It's Christmastime here in the Northeast already, and this kale plant in the community garden behind my house has got me thinking of palm trees in snow. Ironically, I find myself working on another book which takes place in hot, sunny Africa. Three years ago around this time, I was illustrating Lala Salama: A Tanzanian Lullaby by Patricia MacLachlan, a lullaby story that takes place in Tanzania, eastern Africa.
Now the book I'm working on takes place in the Gambia, western Africa, and I can't help but see the paradox in the situation! Growing up in the Ivory Coast in the 1980's-90's, two of my favorite books were Owl Moon by Jane Yolen, illustrated by John Schoenherr and The Snowy Day written and illustrated by Ezra Jack Keats- odd, for a kid living in a tropical paradise!
I marveled at the illustrations of white stuff covering the ground. I had several of books on tape, including Owl Moon. I LOVED it! Jane Yolen's voice is so calm and firm, and the music is awesome too- very atmospheric.
Maybe it was the search of something that seemed so ethereal as an owl sighting which captivated me.

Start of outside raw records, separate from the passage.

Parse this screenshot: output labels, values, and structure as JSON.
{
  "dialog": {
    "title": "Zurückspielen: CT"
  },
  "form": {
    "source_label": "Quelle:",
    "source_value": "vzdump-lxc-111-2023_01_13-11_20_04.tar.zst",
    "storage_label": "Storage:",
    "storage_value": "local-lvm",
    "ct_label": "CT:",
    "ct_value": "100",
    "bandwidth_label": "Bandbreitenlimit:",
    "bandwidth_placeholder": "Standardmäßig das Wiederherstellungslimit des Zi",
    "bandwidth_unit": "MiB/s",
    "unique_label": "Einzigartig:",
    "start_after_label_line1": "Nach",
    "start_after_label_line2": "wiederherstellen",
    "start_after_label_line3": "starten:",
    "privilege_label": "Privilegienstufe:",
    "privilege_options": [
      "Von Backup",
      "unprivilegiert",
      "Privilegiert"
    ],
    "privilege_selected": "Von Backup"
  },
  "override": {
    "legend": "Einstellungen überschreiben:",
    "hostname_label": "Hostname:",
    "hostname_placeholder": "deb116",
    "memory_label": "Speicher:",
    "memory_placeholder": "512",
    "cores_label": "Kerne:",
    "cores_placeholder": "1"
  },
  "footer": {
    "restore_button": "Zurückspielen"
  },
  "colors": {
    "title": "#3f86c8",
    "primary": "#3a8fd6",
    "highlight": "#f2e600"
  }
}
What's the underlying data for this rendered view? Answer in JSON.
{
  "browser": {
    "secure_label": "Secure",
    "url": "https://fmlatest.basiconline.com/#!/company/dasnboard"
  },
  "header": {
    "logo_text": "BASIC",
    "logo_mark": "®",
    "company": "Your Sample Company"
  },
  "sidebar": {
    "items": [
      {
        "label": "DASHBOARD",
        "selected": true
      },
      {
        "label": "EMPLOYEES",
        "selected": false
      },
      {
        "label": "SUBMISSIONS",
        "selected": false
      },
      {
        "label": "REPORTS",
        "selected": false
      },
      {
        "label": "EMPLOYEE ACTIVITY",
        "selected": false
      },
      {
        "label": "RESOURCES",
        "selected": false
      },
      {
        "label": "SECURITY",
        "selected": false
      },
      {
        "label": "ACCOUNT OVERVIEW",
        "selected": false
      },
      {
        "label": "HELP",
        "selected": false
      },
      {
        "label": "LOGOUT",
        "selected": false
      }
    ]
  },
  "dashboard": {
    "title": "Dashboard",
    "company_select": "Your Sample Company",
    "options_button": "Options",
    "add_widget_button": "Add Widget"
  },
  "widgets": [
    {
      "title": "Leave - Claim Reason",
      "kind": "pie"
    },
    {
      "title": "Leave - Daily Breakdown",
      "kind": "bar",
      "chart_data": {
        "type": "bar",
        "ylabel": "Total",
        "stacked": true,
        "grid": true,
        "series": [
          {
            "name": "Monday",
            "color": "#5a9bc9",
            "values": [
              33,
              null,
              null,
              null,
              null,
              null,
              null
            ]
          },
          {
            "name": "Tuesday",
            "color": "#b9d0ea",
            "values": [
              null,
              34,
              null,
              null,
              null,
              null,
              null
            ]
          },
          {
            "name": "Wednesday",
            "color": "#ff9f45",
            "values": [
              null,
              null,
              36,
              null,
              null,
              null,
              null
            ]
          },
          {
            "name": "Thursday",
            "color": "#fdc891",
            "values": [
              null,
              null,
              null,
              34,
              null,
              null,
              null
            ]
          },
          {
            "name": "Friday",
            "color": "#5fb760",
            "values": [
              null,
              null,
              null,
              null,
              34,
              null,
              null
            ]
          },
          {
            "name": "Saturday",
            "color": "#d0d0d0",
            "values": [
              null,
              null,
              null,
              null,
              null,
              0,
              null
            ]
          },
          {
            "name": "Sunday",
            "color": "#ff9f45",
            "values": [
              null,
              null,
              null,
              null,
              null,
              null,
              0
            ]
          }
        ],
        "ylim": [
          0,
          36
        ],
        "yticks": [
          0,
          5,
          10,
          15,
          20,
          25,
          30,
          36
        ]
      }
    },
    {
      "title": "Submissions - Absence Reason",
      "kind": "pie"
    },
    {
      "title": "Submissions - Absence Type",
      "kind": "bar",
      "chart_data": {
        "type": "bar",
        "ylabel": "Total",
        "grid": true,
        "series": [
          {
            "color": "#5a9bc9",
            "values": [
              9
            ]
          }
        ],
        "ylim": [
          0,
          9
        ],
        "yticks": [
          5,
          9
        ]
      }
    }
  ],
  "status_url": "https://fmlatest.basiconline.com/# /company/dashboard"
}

Or maybe it was the color palette of blues and whites and blacks of the illustrations, the solitude of being out in the quiet woods the starkness of winter white, or the alien-ness of it: being bundled up in a puffy coat, hat, scarf, mittens or snowsuit to go outside.
I recently re-bought a copy of Owl Moon for my home office, and it's perfect to read on a winter day like today.
I loved The Snowy Day for the bright, happy cut paper illustrations, a totally different feel from Owl Moon but a quintessential winter story nonetheless.
This cut paper style of illustration has been an inspiration to me in my own work. I love color, texture, pattern, and having these play with each other on the page in various shapes:
(a painting of mine from 2007 incorporating collage)
(illustration from My Hands Sing the Blues: Romare Bearden's Childhood Journey)
("Paper Leaves" 2006)
I love, love love collecting pattered papers, fabrics and photos! One of these days I'll actually find a way to keep them organized.
I crave bright, fun color as soon as snow hits the ground. And as soon as I've taken in the beauty of a sparkly white first snow (or as soon as dirty boots and car tires dirty it up), I start planning bright, happy spring projects with colorful botanicals and tropical flowers.
For now, I'm hoping for a white Christmas.
P.S. Incidentally, both Owl Moon and The Snowy Day mention making footsteps in the crisp white snow, which I love!